Note The block size cannot be changed once the Unix File System (UFS) is mounted with a value. The value has to be set during Solaris disk partition.
ZFS is a new file system in Solaris 10 OS which provides excellent data integrity and performance compared to other file systems. The benefit of using ZFS in a container is that the storage pool inside the container can then be given a particular amount of storage from the global storage pool and hence the global pool can be managed easily.
The steps required are:
•Creating zpool, which is the actual storage pool.
•Allocating a ZFS file system to the zone.
In Cisco BAC, the RDU and DPE file system supports a blocksize of 8 KB to 64 KB. The DPE and RDU will restart if the block size configured is greater than 8 KB.
The installation program prompts you to specify a directory in which to install database files, and database transaction log files. These directories are identified in Cisco BAC with the system variables BPR_DATA, and BPR_DBLOG, respectively.
To verify that a directory resides on a file system with a minimum of 8-KB block size:
Step 1 Run the UNIX mount command without any parameters to determine on which file-system device the directory resides.
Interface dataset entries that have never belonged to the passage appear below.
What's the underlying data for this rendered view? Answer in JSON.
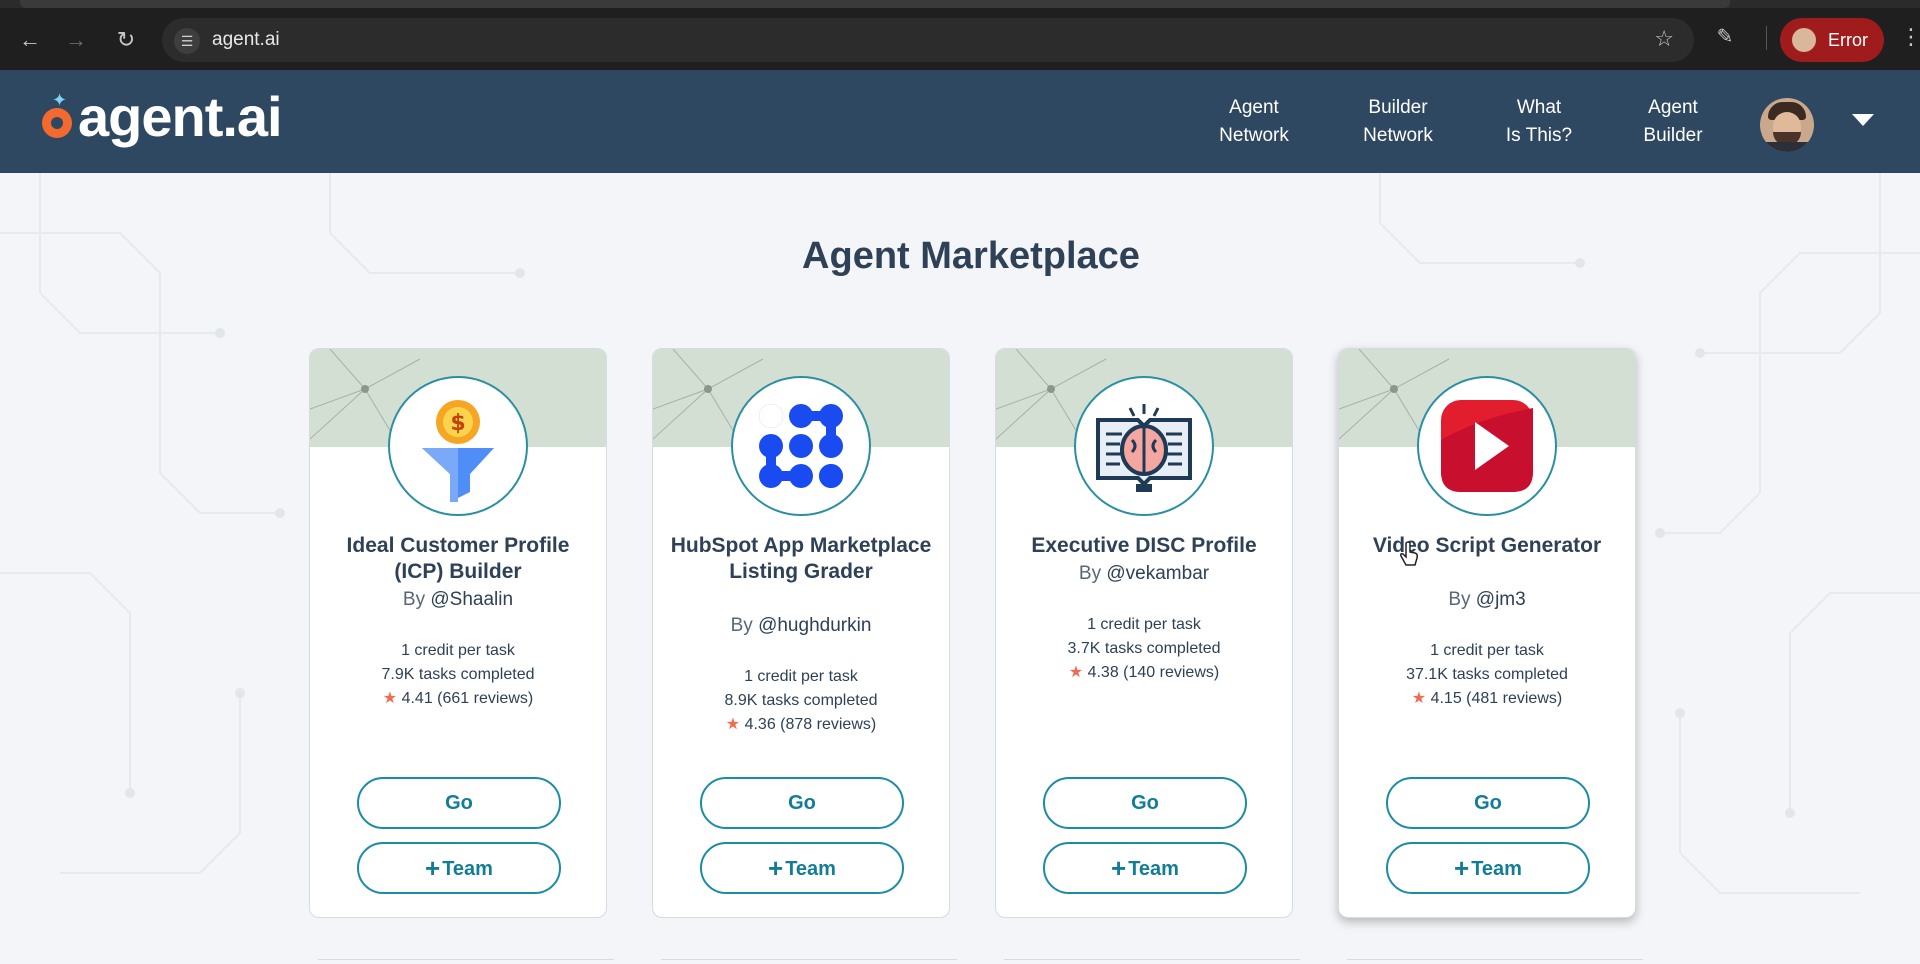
{
  "browser": {
    "url": "agent.ai",
    "profile_status": "Error",
    "icons": {
      "back": "arrow-left-icon",
      "forward": "arrow-right-icon",
      "reload": "reload-icon",
      "site_settings": "tune-icon",
      "bookmark": "star-outline-icon",
      "extensions": "puzzle-icon",
      "menu": "kebab-menu-icon"
    }
  },
  "header": {
    "logo_text": "agent.ai",
    "nav": [
      {
        "line1": "Agent",
        "line2": "Network"
      },
      {
        "line1": "Builder",
        "line2": "Network"
      },
      {
        "line1": "What",
        "line2": "Is This?"
      },
      {
        "line1": "Agent",
        "line2": "Builder"
      }
    ]
  },
  "main": {
    "title": "Agent Marketplace",
    "cards": [
      {
        "title": "Ideal Customer Profile (ICP) Builder",
        "by": "By",
        "author": "@Shaalin",
        "credits": "1 credit per task",
        "tasks": "7.9K tasks completed",
        "rating": "4.41 (661 reviews)",
        "go_label": "Go",
        "team_label": "Team",
        "icon": "funnel-dollar-icon"
      },
      {
        "title": "HubSpot App Marketplace Listing Grader",
        "by": "By",
        "author": "@hughdurkin",
        "credits": "1 credit per task",
        "tasks": "8.9K tasks completed",
        "rating": "4.36 (878 reviews)",
        "go_label": "Go",
        "team_label": "Team",
        "icon": "network-dots-icon"
      },
      {
        "title": "Executive DISC Profile",
        "by": "By",
        "author": "@vekambar",
        "credits": "1 credit per task",
        "tasks": "3.7K tasks completed",
        "rating": "4.38 (140 reviews)",
        "go_label": "Go",
        "team_label": "Team",
        "icon": "brain-book-icon"
      },
      {
        "title": "Video Script Generator",
        "by": "By",
        "author": "@jm3",
        "credits": "1 credit per task",
        "tasks": "37.1K tasks completed",
        "rating": "4.15 (481 reviews)",
        "go_label": "Go",
        "team_label": "Team",
        "icon": "play-button-icon"
      }
    ]
  },
  "colors": {
    "header_bg": "#2f4862",
    "accent": "#1a8ca3",
    "star": "#f06c4f",
    "title_text": "#2e4157"
  }
}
The default directory is /var/CSCObac.
/var on /dev/dsk/c0t0d0s4 read/write/setuid/intr/largefiles/logging/xattr/onerror=panic/
dev=2200004 on Thu Jun 15 16:58:21 2006
In this example, the file-system device is /dev/dsk/c0t0d0s4.
Step 2 To determine the file-system block size, use the df command.
# df -g /dev/dsk/c0t0d0s4
/var (/dev/dsk/c0t0d0s4): 8192 block size 1024 frag size
961240 total blocks 851210 free blocks 755086 available 243712 total files
239730 free files 35651588 filesys id
ufs fstype 0x00000004 flag 255 filename length
In this example, the block size is 8192 bytes, which is 8 KB. The block size of the selected directory, therefore, is correct.
Large File Support
Ensure that the file system in which you place database files is configured to support files larger than 2 GB. To verify large file support:
Step 1 Run the UNIX mount command without parameters.
Step 2 Note whether the intended file system contains the keyword largefiles.
/var on /dev/dsk/c0t0d0s4 read/write/setuid/intr/largefiles/onerror=panic/dev=2200004 on
Thu Jun 15 08:07:53
In this example, the output contains the keyword largefiles. This file system, therefore, can support files larger than 2 GB.